Many things about this solution bother me. Where is this country that can fit an infinite number of people? What kind of humans can see into infinity? How much time will this procedure take?

Aside from the practical matters, there are mathematical matters that bother me, too. By the axiom of choice you can pick an element in every class. The problem is that all of the wise men have to pick the same element. The axiom of choice claims the existence of a choice function, which picks an element in each set. So the function exists, but can we distribute this function to many wise men? Remember, they need to agree on this function the night before.

We already implicitly assumed that our wise men have a lot of magical abilities. So we can add to those the ability to go through all the possible tails and memorize the representatives for all the tails in one evening.

But still, I am very curious to know what follows from the axiom of choice. Tell me what you think: does the axiom of choice imply that we can distribute the choice function, or do we need a new axiom? In your opinion, will these wise men live?

## America’s Got Talent

I do not know why I like the television show America’s Got Talent. Sometimes I picture myself on a stage doing what I love to do the most: entertaining people with mathematics. But it wouldn’t really work on the stage of America’s Got Talent. The audience makes its judgment in the first five seconds of a performance. There is no way I can teach a new math idea in five seconds.

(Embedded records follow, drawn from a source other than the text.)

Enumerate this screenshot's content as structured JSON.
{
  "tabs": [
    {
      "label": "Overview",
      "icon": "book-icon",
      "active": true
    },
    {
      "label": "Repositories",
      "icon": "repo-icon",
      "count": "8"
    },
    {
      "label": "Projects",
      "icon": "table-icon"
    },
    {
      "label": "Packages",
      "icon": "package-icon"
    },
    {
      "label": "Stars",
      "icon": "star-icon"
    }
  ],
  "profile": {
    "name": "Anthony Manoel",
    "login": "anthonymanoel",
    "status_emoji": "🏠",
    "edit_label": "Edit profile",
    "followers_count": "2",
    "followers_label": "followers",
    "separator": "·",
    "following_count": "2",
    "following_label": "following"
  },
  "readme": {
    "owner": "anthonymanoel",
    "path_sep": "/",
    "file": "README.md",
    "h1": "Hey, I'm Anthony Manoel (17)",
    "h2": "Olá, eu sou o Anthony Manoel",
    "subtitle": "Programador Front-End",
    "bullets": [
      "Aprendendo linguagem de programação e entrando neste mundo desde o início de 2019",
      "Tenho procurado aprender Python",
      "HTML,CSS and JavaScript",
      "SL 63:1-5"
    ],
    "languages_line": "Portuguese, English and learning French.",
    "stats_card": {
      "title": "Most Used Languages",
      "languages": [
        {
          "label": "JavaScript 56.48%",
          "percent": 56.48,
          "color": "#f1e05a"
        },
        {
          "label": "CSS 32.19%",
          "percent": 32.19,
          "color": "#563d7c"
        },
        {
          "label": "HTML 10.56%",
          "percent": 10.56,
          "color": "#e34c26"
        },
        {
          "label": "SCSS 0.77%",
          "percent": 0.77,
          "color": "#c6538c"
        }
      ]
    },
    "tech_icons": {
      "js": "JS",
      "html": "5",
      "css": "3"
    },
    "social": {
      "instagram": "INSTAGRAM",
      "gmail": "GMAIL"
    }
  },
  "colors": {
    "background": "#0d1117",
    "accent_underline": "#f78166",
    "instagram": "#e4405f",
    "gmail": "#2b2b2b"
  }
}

Back to the show. I especially like the auditions. I noticed a strange correlation between what people say before their performance and what happens on the stage. In short, if a person brags that he/she has the greatest talent and that the judges will be blown away, the performance is likely to be pathetic.

My first thought was that the producers were editing it this way in order to boost the drama of the show. Now I wonder if it could be something else. Perhaps people who do not have much talent need to build up their confidence to appear on the show. And, vice versa, people who have talent can afford to be modest.

I didn’t see the same correlation when I watched Britain’s Got Talent. Could this tendency be a part of our American culture? After all, the message that confidence is all we need to succeed permeates the whole culture.

A pre-stage interview with one of the contestants on the show was especially telling. She said, “I could be the next greatest act in America, because I have the courage, the self-esteem, the confidence, the faith and hope and belief in myself.” Talent wasn’t mentioned at all.

Yesterday I had a nightmare. I was on the stage of America’s Got Talent and Piers Morgan, my favorite judge, was questioning me:

Piers: Do you have a talent people will pay for?
Me: Yes, I do.
Piers: What is it?
Me: I sing so badly people will pay me to stop.